Algae promise enormous potential as a biofuel source. There are an estimated 100,000 known species around the world with hundreds of new species identified each year. They produce 50 percent of the world’s oxygen and are considered the most efficient organisms on earth, because of their rapid growth rate (some species of algae can double their biomass in a day) and their high oil content, which in some species accounts for over 50 percent of their mass. “Algae can produce more biomass and more biofuel molecules much more efficiently in time and space than any terrestrial plant,” says Greg Mitchell of the Scripps Institute of Oceanography, University of California, San Diego (UCSD). He continues, “For example, algae can produce 100 times more vegetable oil per acre per year than soy beans and 10 times more than oil palm.”

According to a study1 commissioned by CCC, which grows algae in ponds for biofuel research in California's Imperial Valley desert, “microalgal biomass production offers many advantages over conventional biomass production technologies including higher yields, use of otherwise non-productive land, reuse and recovery of waste nutrients, use of saline or brackish waters, and reuse of CO2 … and offers potential for greenhouse gas avoidance.”

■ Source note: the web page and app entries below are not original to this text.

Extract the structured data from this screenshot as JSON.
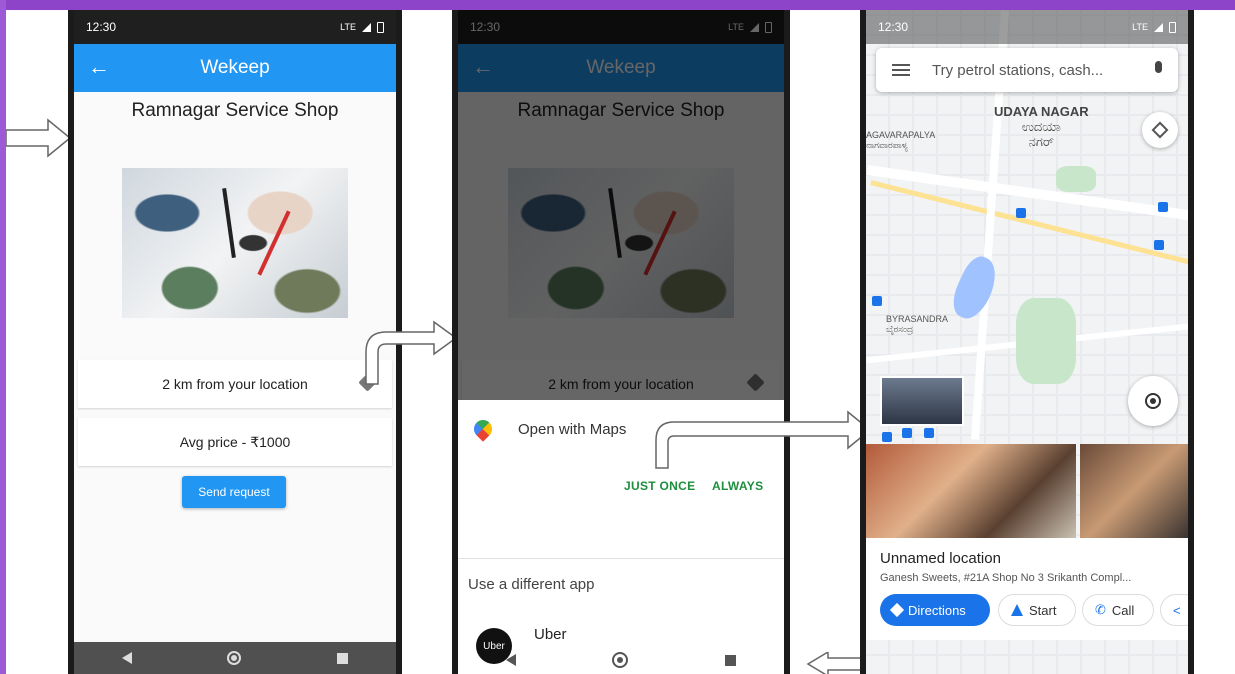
{
  "status": {
    "time": "12:30",
    "lte": "LTE"
  },
  "app": {
    "title": "Wekeep",
    "back": "←"
  },
  "shop": {
    "name": "Ramnagar Service Shop",
    "distance": "2 km from your location",
    "price": "Avg price  - ₹1000",
    "send_label": "Send request"
  },
  "chooser": {
    "title": "Open with Maps",
    "just_once": "JUST ONCE",
    "always": "ALWAYS",
    "different_app": "Use a different app",
    "uber": "Uber",
    "uber_icon": "Uber"
  },
  "maps": {
    "search_placeholder": "Try petrol stations, cash...",
    "area_main_en": "UDAYA NAGAR",
    "area_main_kn": "ಉದಯಾ",
    "area_main_kn2": "ನಗರ್",
    "area_left": "AGAVARAPALYA",
    "area_left_kn": "ನಾಗವಾರಪಾಳ್ಯ",
    "area_byr": "BYRASANDRA",
    "area_byr_kn": "ಬೈರಸಂದ್ರ",
    "place_title": "Unnamed location",
    "place_addr": "Ganesh Sweets, #21A Shop No 3 Srikanth Compl...",
    "directions": "Directions",
    "start": "Start",
    "call": "Call"
  },
  "colors": {
    "appbar": "#2196f3",
    "accent_green": "#1e8e3e",
    "maps_blue": "#1a73e8"
  }
}
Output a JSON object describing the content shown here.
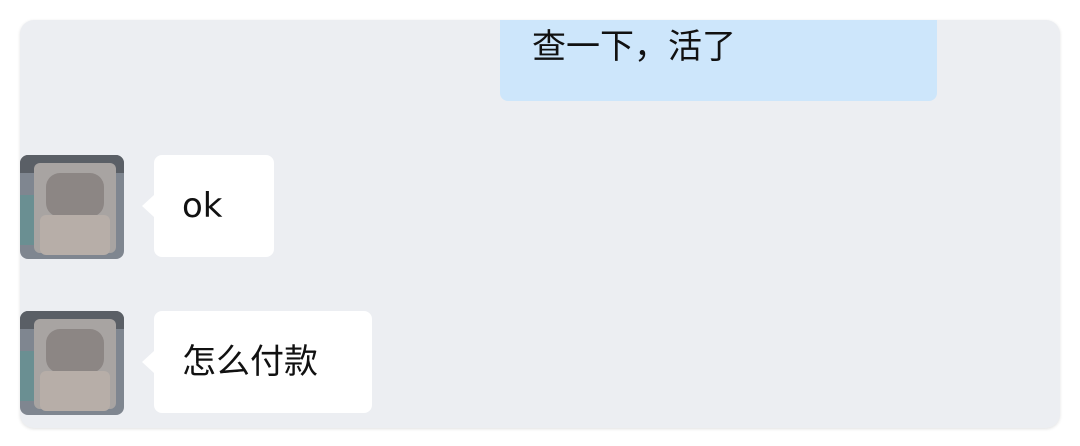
{
  "chat": {
    "messages": [
      {
        "direction": "outgoing",
        "text": "查一下，活了"
      },
      {
        "direction": "incoming",
        "text": "ok"
      },
      {
        "direction": "incoming",
        "text": "怎么付款"
      }
    ]
  },
  "colors": {
    "background": "#eceef2",
    "outgoing_bubble": "#cde6fb",
    "incoming_bubble": "#ffffff"
  }
}
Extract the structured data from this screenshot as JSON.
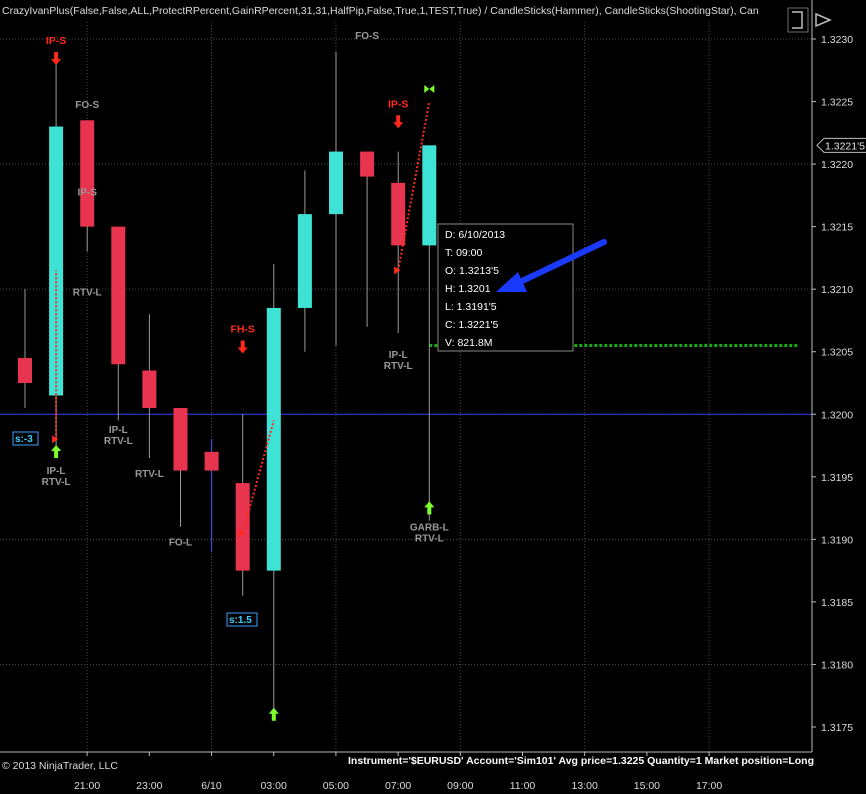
{
  "indicator_title": "CrazyIvanPlus(False,False,ALL,ProtectRPercent,GainRPercent,31,31,HalfPip,False,True,1,TEST,True) / CandleSticks(Hammer), CandleSticks(ShootingStar), Can",
  "colors": {
    "bg": "#000000",
    "up": "#3ee3d6",
    "down": "#e8344e",
    "grid": "#4a4a4a",
    "axis_text": "#dcdcdc",
    "label_gray": "#9a9a9a",
    "signal_red": "#ff2a1a",
    "signal_green": "#7cff2a",
    "blue_line": "#2a3cff",
    "green_dotted": "#1aa81a",
    "arrow_blue": "#1a3aff",
    "tooltip_border": "#8a8a8a"
  },
  "copyright": "© 2013 NinjaTrader, LLC",
  "position_info": "Instrument='$EURUSD' Account='Sim101' Avg price=1.3225 Quantity=1 Market position=Long",
  "tooltip": {
    "lines": [
      "D: 6/10/2013",
      "T: 09:00",
      "O: 1.3213'5",
      "H: 1.3201",
      "L: 1.3191'5",
      "C: 1.3221'5",
      "V: 821.8M"
    ]
  },
  "price_tag": "1.3221'5",
  "stats": [
    "s:-3",
    "s:1.5"
  ],
  "chart_data": {
    "type": "candlestick",
    "title": "",
    "y_ticks": [
      "1.3230",
      "1.3225",
      "1.3220",
      "1.3215",
      "1.3210",
      "1.3205",
      "1.3200",
      "1.3195",
      "1.3190",
      "1.3185",
      "1.3180",
      "1.3175"
    ],
    "ylim": [
      1.3172,
      1.3232
    ],
    "x_tick_labels": [
      "21:00",
      "23:00",
      "6/10",
      "03:00",
      "05:00",
      "07:00",
      "09:00",
      "11:00",
      "13:00",
      "15:00",
      "17:00"
    ],
    "x_tick_bars": [
      1,
      3,
      5,
      7,
      9,
      11,
      13,
      15,
      17,
      19,
      21
    ],
    "candles": [
      {
        "bar": 0,
        "open": 1.32045,
        "high": 1.321,
        "low": 1.32005,
        "close": 1.32025
      },
      {
        "bar": 1,
        "open": 1.32015,
        "high": 1.32285,
        "low": 1.3197,
        "close": 1.3223
      },
      {
        "bar": 2,
        "open": 1.32235,
        "high": 1.32235,
        "low": 1.3213,
        "close": 1.3215
      },
      {
        "bar": 3,
        "open": 1.3215,
        "high": 1.3215,
        "low": 1.31995,
        "close": 1.3204
      },
      {
        "bar": 4,
        "open": 1.32035,
        "high": 1.3208,
        "low": 1.31965,
        "close": 1.32005
      },
      {
        "bar": 5,
        "open": 1.32005,
        "high": 1.32005,
        "low": 1.3191,
        "close": 1.31955
      },
      {
        "bar": 6,
        "open": 1.3197,
        "high": 1.3198,
        "low": 1.3189,
        "close": 1.31955
      },
      {
        "bar": 7,
        "open": 1.31945,
        "high": 1.32,
        "low": 1.31855,
        "close": 1.31875
      },
      {
        "bar": 8,
        "open": 1.31875,
        "high": 1.3212,
        "low": 1.3176,
        "close": 1.32085
      },
      {
        "bar": 9,
        "open": 1.32085,
        "high": 1.32195,
        "low": 1.3205,
        "close": 1.3216
      },
      {
        "bar": 10,
        "open": 1.3216,
        "high": 1.3229,
        "low": 1.32055,
        "close": 1.3221
      },
      {
        "bar": 11,
        "open": 1.3221,
        "high": 1.3221,
        "low": 1.3207,
        "close": 1.3219
      },
      {
        "bar": 12,
        "open": 1.32185,
        "high": 1.3221,
        "low": 1.32065,
        "close": 1.32135
      },
      {
        "bar": 13,
        "open": 1.32135,
        "high": 1.32215,
        "low": 1.31915,
        "close": 1.32215
      }
    ],
    "horizontal_lines": [
      {
        "value": 1.32,
        "style": "solid",
        "color_key": "blue_line"
      },
      {
        "value": 1.32055,
        "style": "dotted",
        "color_key": "green_dotted",
        "from_bar": 13
      }
    ],
    "signals": [
      {
        "bar": 1,
        "type": "down-arrow",
        "color_key": "signal_red",
        "text": "IP-S",
        "at": "top"
      },
      {
        "bar": 1,
        "type": "up-arrow",
        "color_key": "signal_green",
        "text": "IP-L\nRTV-L",
        "at": 1.31965
      },
      {
        "bar": 2,
        "type": "label",
        "text": "FO-S",
        "at": 1.32245
      },
      {
        "bar": 2,
        "type": "label",
        "text": "IP-S",
        "at": 1.32175
      },
      {
        "bar": 2,
        "type": "label",
        "text": "RTV-L",
        "at": 1.32095
      },
      {
        "bar": 3,
        "type": "label",
        "text": "IP-L\nRTV-L",
        "at": 1.31985
      },
      {
        "bar": 4,
        "type": "label",
        "text": "RTV-L",
        "at": 1.3195
      },
      {
        "bar": 5,
        "type": "label",
        "text": "FO-L",
        "at": 1.31895
      },
      {
        "bar": 7,
        "type": "down-arrow",
        "color_key": "signal_red",
        "text": "FH-S",
        "at": 1.32055
      },
      {
        "bar": 8,
        "type": "up-arrow",
        "color_key": "signal_green",
        "text": "",
        "at": 1.31755
      },
      {
        "bar": 11,
        "type": "label",
        "text": "FO-S",
        "at": 1.323
      },
      {
        "bar": 12,
        "type": "down-arrow",
        "color_key": "signal_red",
        "text": "IP-S",
        "at": 1.32235
      },
      {
        "bar": 12,
        "type": "label",
        "text": "IP-L\nRTV-L",
        "at": 1.32045
      },
      {
        "bar": 13,
        "type": "up-arrow",
        "color_key": "signal_green",
        "text": "GARB-L\nRTV-L",
        "at": 1.3192
      },
      {
        "bar": 13,
        "type": "target",
        "color_key": "signal_green",
        "text": "",
        "at": 1.3226
      }
    ],
    "trade_lines": [
      {
        "from_bar": 1,
        "from": 1.3198,
        "to_bar": 1,
        "to": 1.32115
      },
      {
        "from_bar": 7,
        "from": 1.31905,
        "to_bar": 8,
        "to": 1.31995
      },
      {
        "from_bar": 12,
        "from": 1.32115,
        "to_bar": 13,
        "to": 1.3225
      }
    ]
  }
}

Mr. Raemy acknowledges that a string of challenges “with algae harvesting, dewatering, drying, lipid extraction and conversion” lies ahead and that “coordinated research efforts … are required to bring research from the lab to the field.” He is confident that technological breakthroughs in effective pond design and processing techniques will bring production costs down. IP protection is expected to become increasingly important to his company’s business strategy: “So far, we have chosen to be very open with our efforts and have only secured limited patent protection. In the future, we plan on focusing more on the creation of intellectual property as a way to create value.” It is CCC’s key to generating the investments required for continued research into biofuels.

Facing the challenge

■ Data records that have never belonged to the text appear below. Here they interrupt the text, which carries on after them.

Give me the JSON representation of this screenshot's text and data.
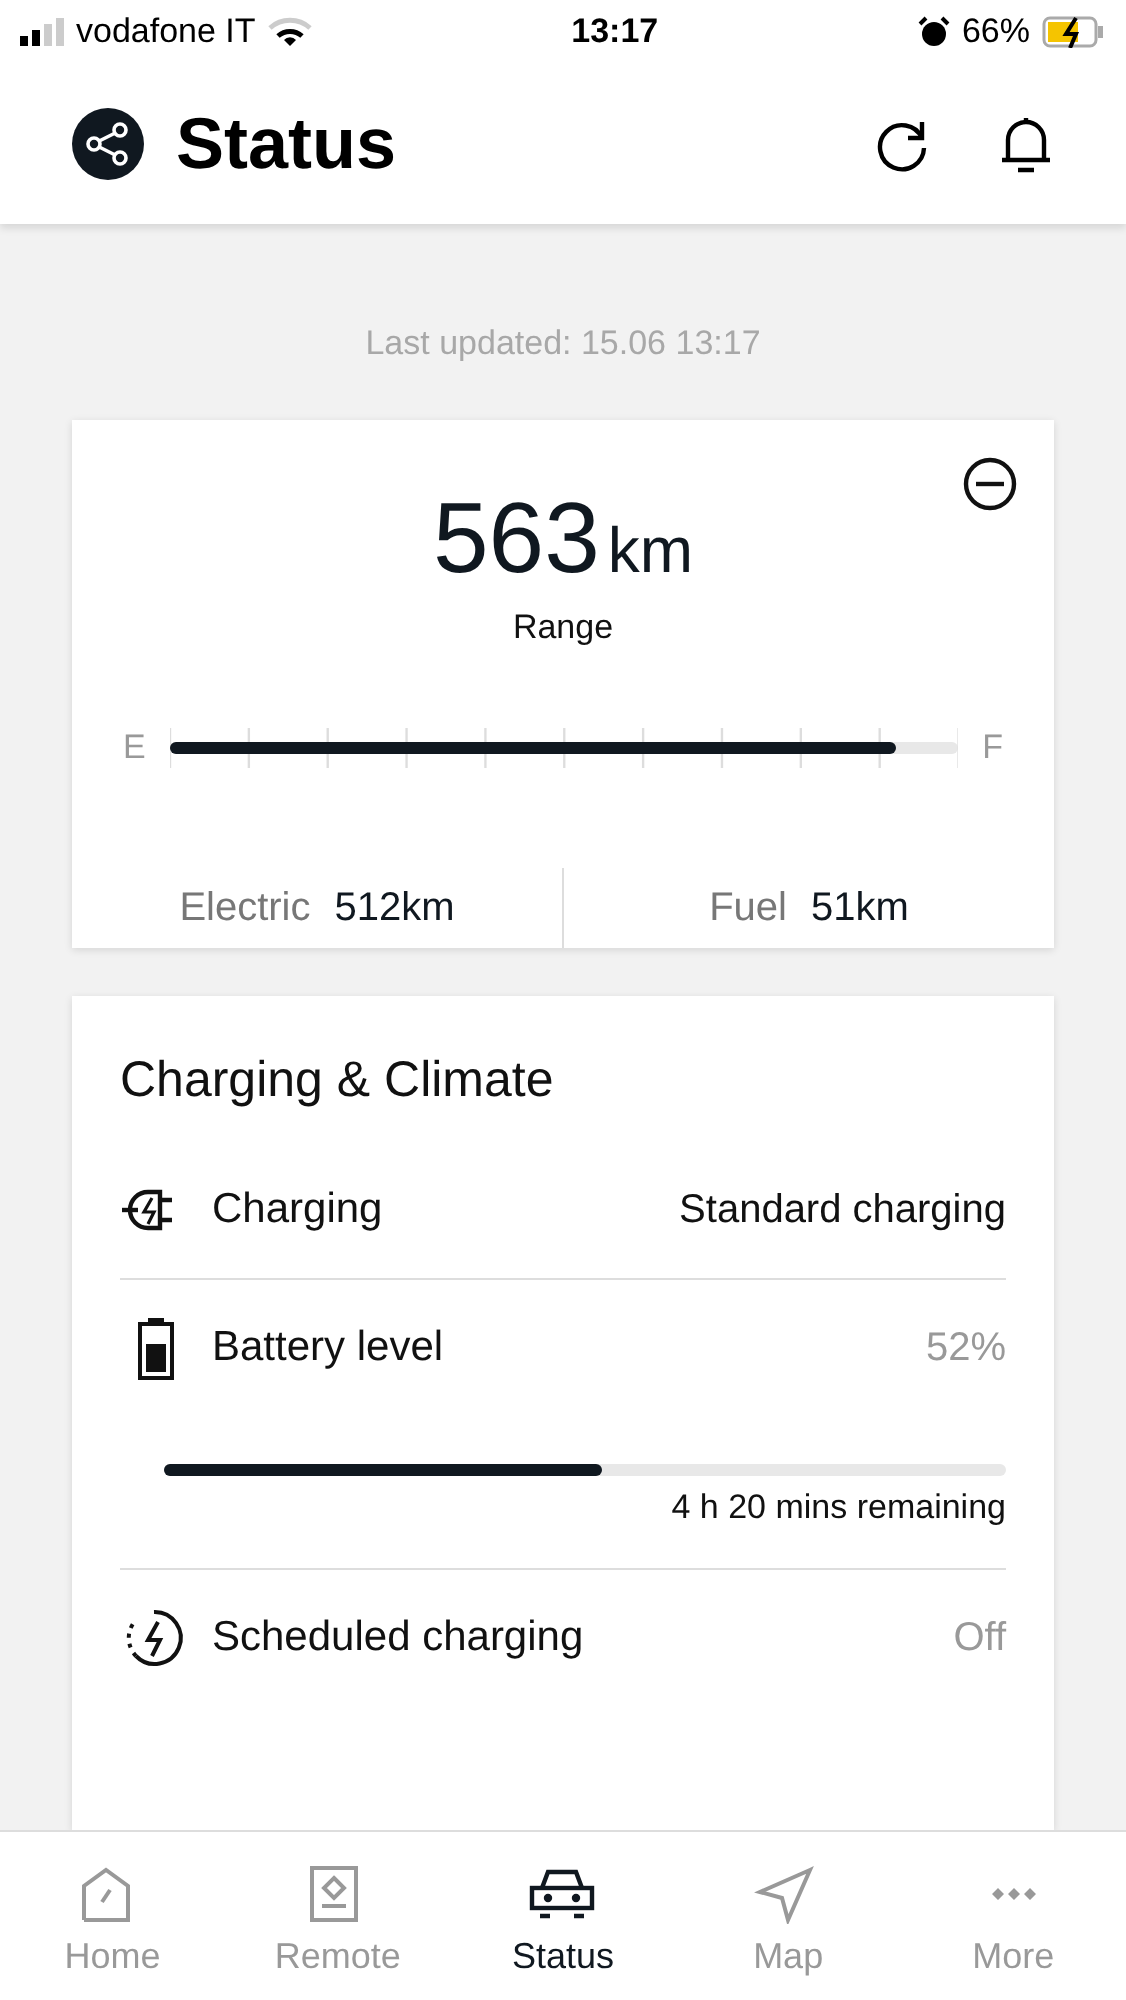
{
  "status_bar": {
    "carrier": "vodafone IT",
    "time": "13:17",
    "battery": "66%"
  },
  "header": {
    "title": "Status"
  },
  "last_updated": "Last updated: 15.06 13:17",
  "range_card": {
    "value": "563",
    "unit": "km",
    "label": "Range",
    "gauge": {
      "start_label": "E",
      "end_label": "F",
      "level": 0.92
    },
    "split": [
      {
        "label": "Electric",
        "value": "512km"
      },
      {
        "label": "Fuel",
        "value": "51km"
      }
    ]
  },
  "charging_card": {
    "title": "Charging & Climate",
    "rows": [
      {
        "kind": "plug",
        "label": "Charging",
        "value": "Standard charging"
      },
      {
        "kind": "battery",
        "label": "Battery level",
        "value": "52%",
        "level": 0.52,
        "note": "4 h 20 mins remaining"
      },
      {
        "kind": "schedule",
        "label": "Scheduled charging",
        "value": "Off"
      }
    ]
  },
  "tabs": [
    {
      "label": "Home",
      "selected": false
    },
    {
      "label": "Remote",
      "selected": false
    },
    {
      "label": "Status",
      "selected": true
    },
    {
      "label": "Map",
      "selected": false
    },
    {
      "label": "More",
      "selected": false
    }
  ]
}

Although global biofuel production tripled between 2000 and 2007, rising from 4.8 billion gallons to some 16.0 billion in 2007, it still only accounts for less than 3 percent of the global transportation fuel supply. While much remains to be done before ‘green’ crude becomes a mainstream fuel option, the groundswell of interest in identifying, developing and testing these alternatives demonstrates a growing commitment to mitigating the causes of climate change.

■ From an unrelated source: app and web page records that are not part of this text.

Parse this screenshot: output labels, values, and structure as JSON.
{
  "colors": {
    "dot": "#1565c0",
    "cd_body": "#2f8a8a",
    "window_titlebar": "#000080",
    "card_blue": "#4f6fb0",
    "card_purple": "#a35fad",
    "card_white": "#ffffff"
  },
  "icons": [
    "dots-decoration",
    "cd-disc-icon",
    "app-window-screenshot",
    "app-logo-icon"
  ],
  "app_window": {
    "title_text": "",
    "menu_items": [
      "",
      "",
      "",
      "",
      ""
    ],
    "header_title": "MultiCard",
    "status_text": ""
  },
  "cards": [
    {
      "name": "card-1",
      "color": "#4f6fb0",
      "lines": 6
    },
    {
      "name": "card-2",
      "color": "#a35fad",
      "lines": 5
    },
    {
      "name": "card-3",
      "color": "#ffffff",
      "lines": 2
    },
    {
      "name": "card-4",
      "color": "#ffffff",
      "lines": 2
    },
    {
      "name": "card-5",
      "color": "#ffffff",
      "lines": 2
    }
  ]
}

Significant levels of investment are required to fund the research needed to enable the technological breakthroughs that will make plant-based biofuels a commercial reality. A balanced IP system is a proven and practical tool. It has an important contribution to make in generating the breakthrough technologies and the necessary investments in biofuel research and development as well as in facilitating the widespread diffusion of these technologies.

Climate change and its impact on human society represent perhaps the biggest challenge of the 21st century and technology, innovation and creativity will play a key role in determining our ability to manage it effectively. The response of the aviation sector, its commitment to innovation and its drive to cut harmful emissions and to achieve carbon neutrality is an encouraging example of what is being done and what promises for the future.

By Cathy Jewell, WIPO, Media Relations and Public Affairs Section


1. Authors: Professors D.E. Brune (Clemson University), T.J. Lundquist (CalPoly), J.R. Benemann (Benemann and associates)

The WIPO Magazine is intended to help broaden public understanding of intellectual property and of WIPO’s work, and is not an official document of WIPO. The designations employed and the presentation of material throughout this publication do not imply the expression of any opinion whatsoever on the part of WIPO concerning the legal status of any country, territory or area or of its authorities, or concerning the delimitation of its frontiers or boundaries. This publication is not intended to reflect the views of the Member States or the WIPO Secretariat. The mention of specific companies or products of manufacturers does not imply that they are endorsed or recommended by WIPO in preference to others of a similar nature that are not mentioned.